Toronto.com provides this presentation for the movie which I find decent:
"Life in the 1990's was remarkably different for the average Indian. Consumerism had not set in. It was devoid of most of the luxuries of the West. In fact everything "imported" was good, and everything Indian, passé. "Badmaash Company"is an extraordinary story set in the 1990s in middle class Bombay of four ordinary youngsters - Karan (Shahid Kapoor), Bulbul (Anushka Sharma), Zing (Meiyang Chang), and Chandu (Vir Das) - who came together to start an import business of things longed for by yuppie Indians!"
Right from the beginning, our two girls started arguing in my head and did not let up until long after the movie had ended.
Namak: Nice, I like the voiceover. Smart of them to do an intro to explain what the times were like. I wouldn't have known that about India.
Dolce: Hm... Sure, it's nice, but why was it necessary? 1994 was not that long ago. Surely people would either remember or know stories about those years. Don't tell me this movie is meant to woo foreign audiences!

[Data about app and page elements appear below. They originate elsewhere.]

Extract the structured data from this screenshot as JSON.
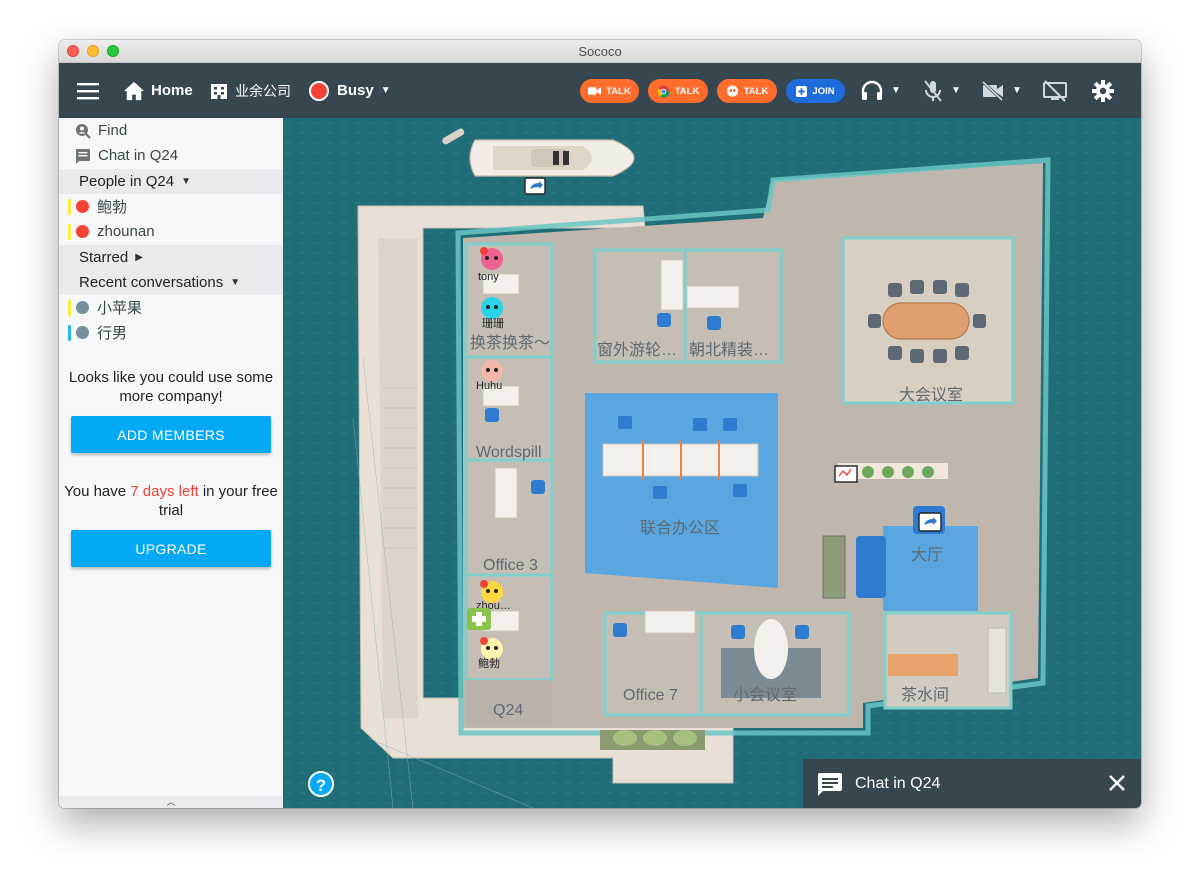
{
  "window": {
    "title": "Sococo"
  },
  "toolbar": {
    "home_label": "Home",
    "company_label": "业余公司",
    "status_label": "Busy",
    "status_color": "#f44336",
    "talk_buttons": [
      {
        "label": "TALK",
        "icon": "video-camera-icon",
        "color": "#ff6d2d"
      },
      {
        "label": "TALK",
        "icon": "chrome-icon",
        "color": "#ff6d2d"
      },
      {
        "label": "TALK",
        "icon": "hangouts-icon",
        "color": "#ff6d2d"
      }
    ],
    "join_button": {
      "label": "JOIN",
      "icon": "plus-box-icon",
      "color": "#1e6bdb"
    },
    "controls": [
      "headset-icon",
      "mic-off-icon",
      "camera-off-icon",
      "screen-share-off-icon",
      "gear-icon"
    ]
  },
  "sidebar": {
    "find_label": "Find",
    "chat_label": "Chat in Q24",
    "people_header": "People in Q24",
    "people": [
      {
        "name": "鲍勃",
        "status_color": "#f44336",
        "bar_color": "#ffeb3b"
      },
      {
        "name": "zhounan",
        "status_color": "#f44336",
        "bar_color": "#ffeb3b"
      }
    ],
    "starred_header": "Starred",
    "recent_header": "Recent conversations",
    "recent": [
      {
        "name": "小苹果",
        "status_color": "#78909c",
        "bar_color": "#ffeb3b"
      },
      {
        "name": "行男",
        "status_color": "#78909c",
        "bar_color": "#29b6f6"
      }
    ],
    "company_msg": "Looks like you could use some more company!",
    "add_members_label": "ADD MEMBERS",
    "trial_prefix": "You have ",
    "trial_days": "7 days left",
    "trial_suffix": " in your free trial",
    "trial_days_color": "#f44336",
    "upgrade_label": "UPGRADE"
  },
  "map": {
    "rooms": [
      "换茶换茶～",
      "窗外游轮…",
      "朝北精装…",
      "大会议室",
      "Wordspill",
      "联合办公区",
      "大厅",
      "Office 3",
      "Office 7",
      "小会议室",
      "茶水间",
      "Q24"
    ],
    "avatars": [
      "tony",
      "珊珊",
      "Huhu",
      "zhou…",
      "鲍勃"
    ]
  },
  "chat_panel": {
    "label": "Chat in Q24"
  },
  "help_label": "?"
}
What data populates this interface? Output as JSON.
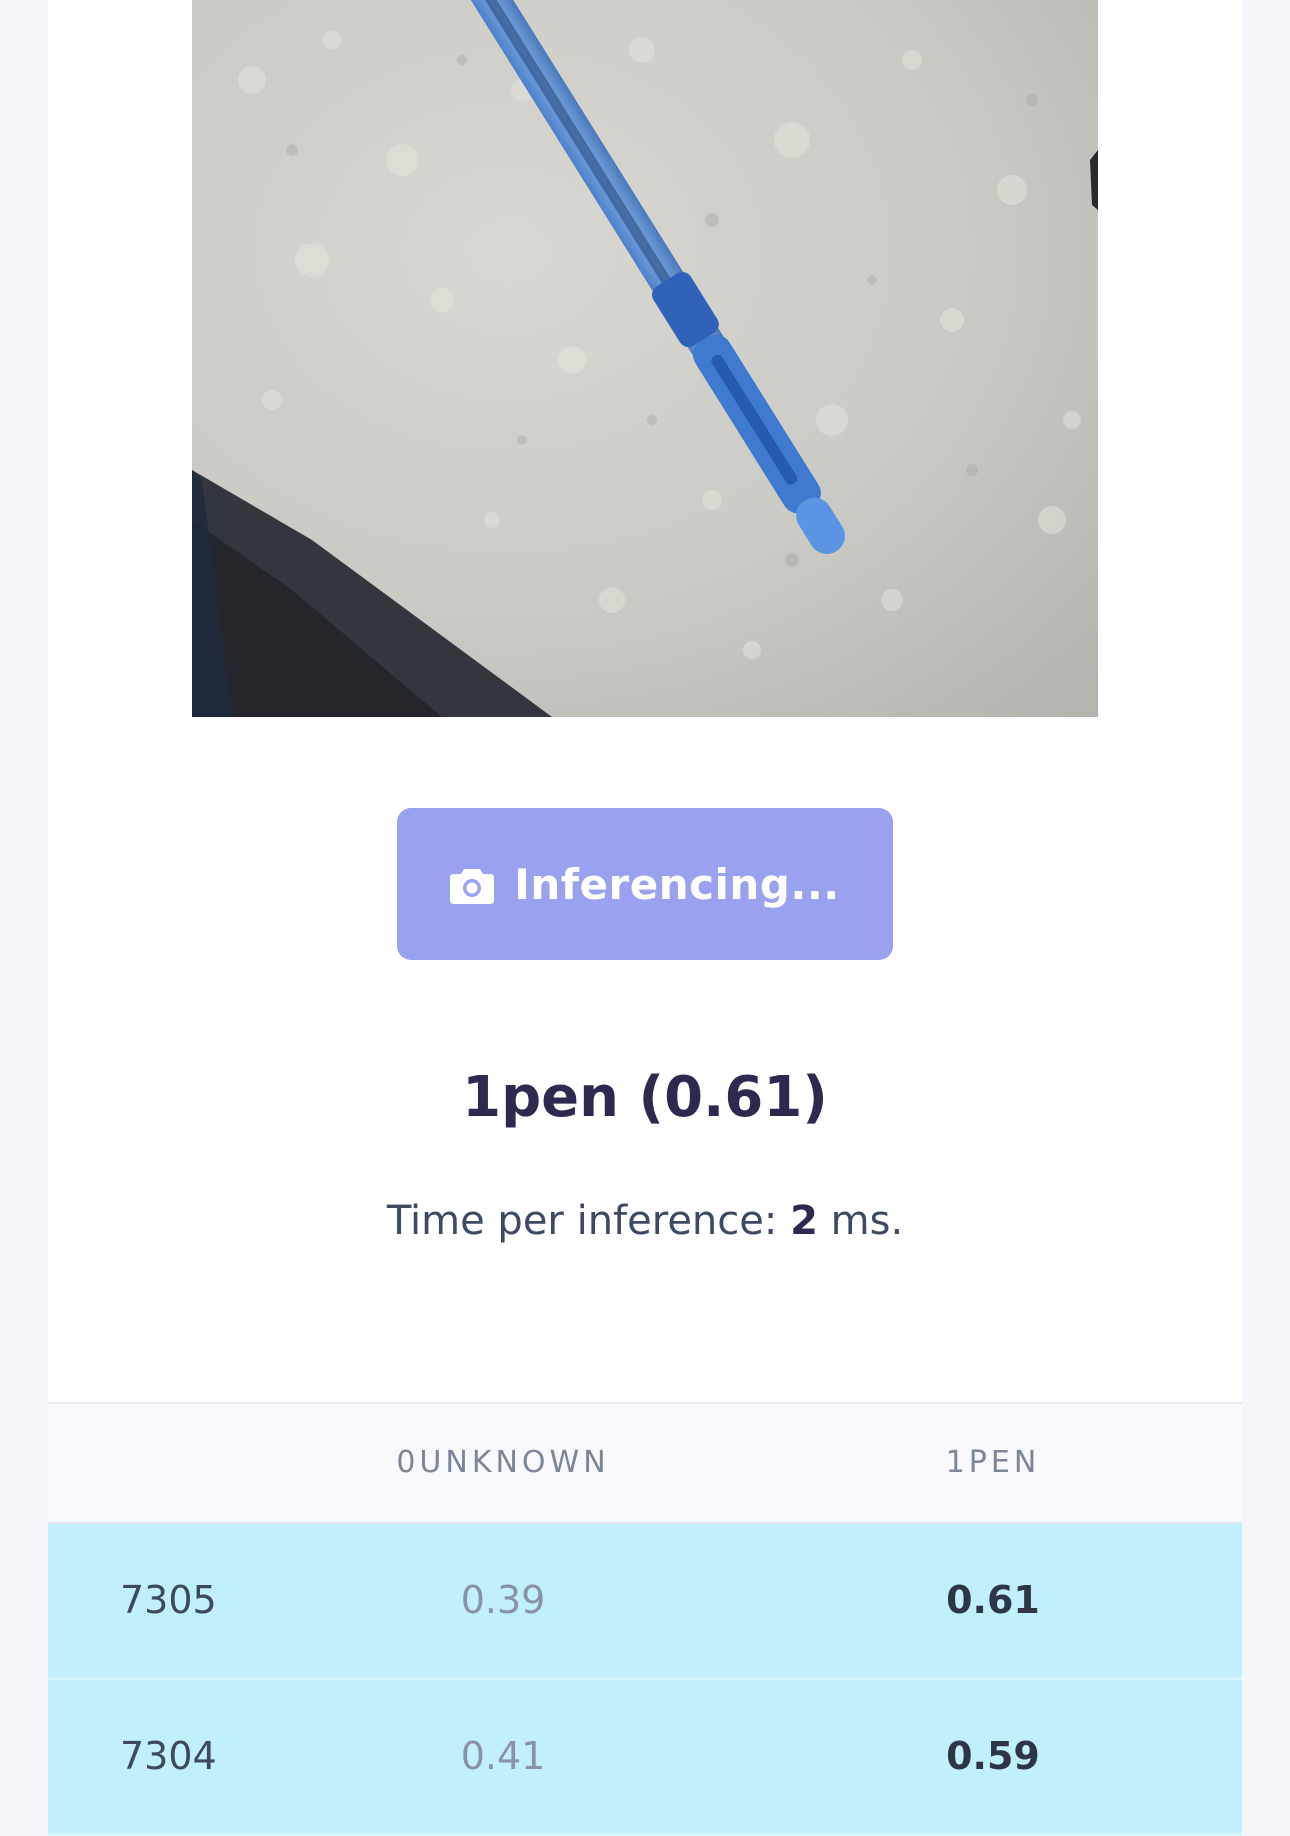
{
  "capture": {
    "button_label": "Inferencing...",
    "icon": "camera-icon"
  },
  "result": {
    "label": "1pen (0.61)"
  },
  "timing": {
    "prefix": "Time per inference:",
    "value": "2",
    "suffix": "ms."
  },
  "table": {
    "headers": [
      "0unknown",
      "1pen"
    ],
    "rows": [
      {
        "id": "7305",
        "unknown": "0.39",
        "pen": "0.61"
      },
      {
        "id": "7304",
        "unknown": "0.41",
        "pen": "0.59"
      }
    ]
  },
  "colors": {
    "button": "#9aa1ee",
    "row_highlight": "#c1effc",
    "title_text": "#2c2a4e"
  }
}
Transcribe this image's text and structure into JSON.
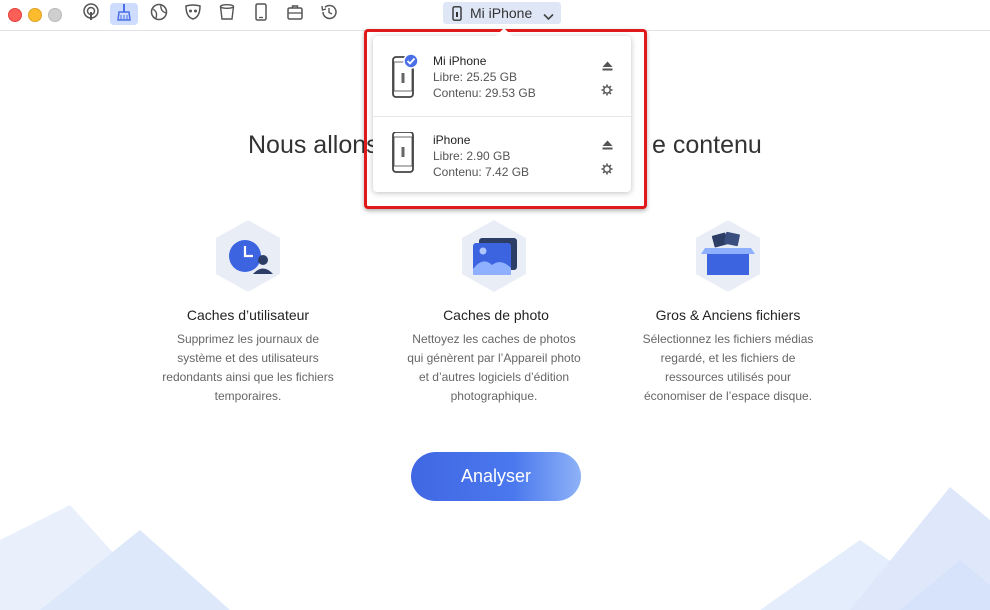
{
  "window": {
    "controls": [
      "close",
      "minimize",
      "zoom"
    ]
  },
  "toolbar": {
    "tools": [
      {
        "icon": "podcast-icon",
        "active": false
      },
      {
        "icon": "broom-icon",
        "active": true
      },
      {
        "icon": "compass-icon",
        "active": false
      },
      {
        "icon": "mask-icon",
        "active": false
      },
      {
        "icon": "bucket-icon",
        "active": false
      },
      {
        "icon": "device-icon",
        "active": false
      },
      {
        "icon": "briefcase-icon",
        "active": false
      },
      {
        "icon": "history-icon",
        "active": false
      }
    ],
    "device_selector": {
      "label": "Mi iPhone",
      "icon": "iphone-icon",
      "chevron": "chevron-down-icon"
    }
  },
  "main": {
    "headline_left": "Nous allons",
    "headline_right": "e contenu",
    "features": [
      {
        "title": "Caches d’utilisateur",
        "desc": [
          "Supprimez les journaux de",
          "système et des utilisateurs",
          "redondants ainsi que les fichiers",
          "temporaires."
        ],
        "icon": "user-clock-icon"
      },
      {
        "title": "Caches de photo",
        "desc": [
          "Nettoyez les caches de photos",
          "qui génèrent par l’Appareil photo",
          "et d’autres logiciels d’édition",
          "photographique."
        ],
        "icon": "photo-icon"
      },
      {
        "title": "Gros & Anciens fichiers",
        "desc": [
          "Sélectionnez les fichiers médias",
          "regardé, et les fichiers de",
          "ressources utilisés pour",
          "économiser de l’espace disque."
        ],
        "icon": "box-icon"
      }
    ],
    "analyze_button": "Analyser"
  },
  "device_popup": {
    "devices": [
      {
        "name": "Mi iPhone",
        "free": "Libre: 25.25 GB",
        "content": "Contenu: 29.53 GB",
        "selected": true
      },
      {
        "name": "iPhone",
        "free": "Libre: 2.90 GB",
        "content": "Contenu: 7.42 GB",
        "selected": false
      }
    ]
  },
  "colors": {
    "accent": "#4a6fe6",
    "highlight": "#e01a1a",
    "mountain": "#e6eefc"
  }
}
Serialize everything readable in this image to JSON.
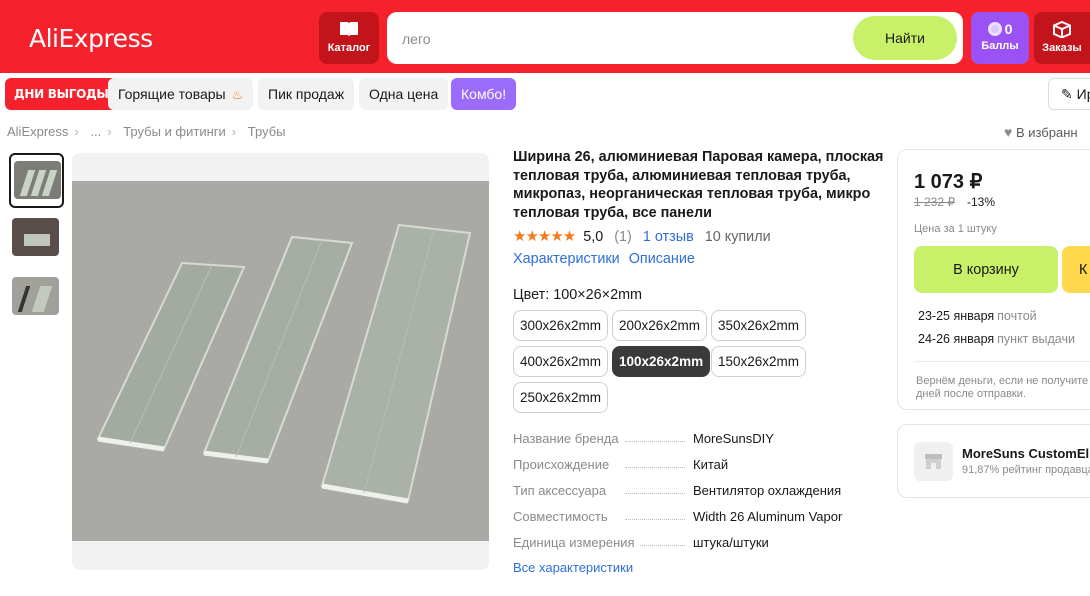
{
  "header": {
    "logo": "AliExpress",
    "catalog_label": "Каталог",
    "search_placeholder": "лего",
    "search_button": "Найти",
    "points_value": "0",
    "points_label": "Баллы",
    "orders_label": "Заказы"
  },
  "nav": {
    "promo": "ДНИ ВЫГОДЫ",
    "chips": [
      "Горящие товары",
      "Пик продаж",
      "Одна цена",
      "Комбо!"
    ],
    "user_label": "Ир"
  },
  "breadcrumbs": [
    "AliExpress",
    "...",
    "Трубы и фитинги",
    "Трубы"
  ],
  "favorites_label": "В избранн",
  "product": {
    "title": "Ширина 26, алюминиевая Паровая камера, плоская тепловая труба, алюминиевая тепловая труба, микропаз, неорганическая тепловая труба, микро тепловая труба, все панели",
    "stars": "★★★★★",
    "rating": "5,0",
    "rating_count": "(1)",
    "reviews": "1 отзыв",
    "sold": "10 купили",
    "tabs": [
      "Характеристики",
      "Описание"
    ],
    "color_label": "Цвет: 100×26×2mm",
    "options": [
      "300x26x2mm",
      "200x26x2mm",
      "350x26x2mm",
      "400x26x2mm",
      "100x26x2mm",
      "150x26x2mm",
      "250x26x2mm"
    ],
    "selected_option": "100x26x2mm",
    "specs": [
      {
        "k": "Название бренда",
        "v": "MoreSunsDIY"
      },
      {
        "k": "Происхождение",
        "v": "Китай"
      },
      {
        "k": "Тип аксессуара",
        "v": "Вентилятор охлаждения"
      },
      {
        "k": "Совместимость",
        "v": "Width 26 Aluminum Vapor"
      },
      {
        "k": "Единица измерения",
        "v": "штука/штуки"
      }
    ],
    "all_specs": "Все характеристики"
  },
  "buy": {
    "price": "1 073 ₽",
    "old_price": "1 232 ₽",
    "discount": "-13%",
    "per_unit": "Цена за 1 штуку",
    "cart_button": "В корзину",
    "buy_button": "К",
    "delivery": [
      {
        "date": "23-25 января",
        "method": "почтой"
      },
      {
        "date": "24-26 января",
        "method": "пункт выдачи"
      }
    ],
    "refund_line1": "Вернём деньги, если не получите",
    "refund_line2": "дней после отправки."
  },
  "store": {
    "name": "MoreSuns CustomEl",
    "rating": "91,87% рейтинг продавца"
  },
  "colors": {
    "brand_red": "#f5222d",
    "accent_green": "#c8f068",
    "link_blue": "#2f6edb",
    "purple": "#9b52f5",
    "star_orange": "#f57a1b"
  }
}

Dolce was right. Not only is it meant for them, but it is also done very Hollywood for my tastes. Dolce ended up missing her Bollywood deeply during this one. Already the big dance numbers are few and far between (and none here), lip syncing to great songs is going extinct (and this movie confirms it) and the Indian glitz and glitter is wearing dull (in fact, there's none of it in this particular movie), but now we've lost even the not-so-great features that make Bollywood... Bollywood! Such as the big emotional scenes, the big impractical love stories, the big family drama that transcends time and space... Nope, none of that left here.
Namak: Hey, I didn't miss that at all! In fact I was grateful that after the big teary scene between Karan and Bulbul, there wasn't another one with his dad!
Dolce: But even the big teary scene you mentioned had Hollywood style dialogues! (Though admittedly I did like the proposal dialogue)
Namak: Well, maybe that's how people talk now. Are we going to try to stop globalization to rescue Bollywood?
Dolce: No, but it's a shame that they're trying so hard to be on this side of the Atlantic...
Namak: It's ok, I felt there was plenty Bollywoodness in the Bleeding Madras plot twist. I mean, talk about getting filmi!
This goes on for a while. They do manage to agree that the first two cons were rather brilliant and cleverly presented. In the meantime the movie has moved to the US where it attempts a housing bubble based stunt, and once again Dolce and Namak surprisingly agree: this one was lame! I suppose research about how one obtains a loan in the US and the basic conditions that have to be met (such as a credit history) was an afterthought rudely dismissed by the producers.
On the final scheme put together by the four friends, they disagree again:
Namak: This is the worst! I know people are gullible and a good tagline can make them do almost anything, but still: a celebrity endorsement and marketing can't possibly make a defective product successful. (And as she's saying that, Namak realizes that she may have a little too much faith in people's critical judgment. Luckily, she doesn't get called on this statement.)
Dolce: I enjoyed the last scheme the most! It was so deliciously over the top that I appreciated it for what it was: filmi ridiculousness!
By the end of the movie, I did see why Shahid took on this role (or at least that's what I choose to believe, instead of believing he's become a Yash Raj sl*t). It was the negative side of the character. Karan spends more than half the movie being despicable and essentially a jerk. Shahid wanted to see if he could pull it off. He did. I'll admit that he could even sell me a bikini in Alaska, but that's one point where he has so far never let me down: good acting. I know he'll always deliver it, so I'm on board with his characters no matter what they do.
I guess the biggest problem with this film is that you already know how it will end. Come on, we've all seen Catch Me if You Can! But it's enjoyable nonetheless, as soon as you start taking it for what it really is: a mass entertainer that has had its Bollywood-ness surgically removed, and its Indian-ness photoshopped.
Badmaash Company for me was like Oka cheese. It sounds like a great imported delicacy but when you read the label you realize it's made right here in Canada and there is nothing exotic about it. Decent cheese, sure, just not very exciting.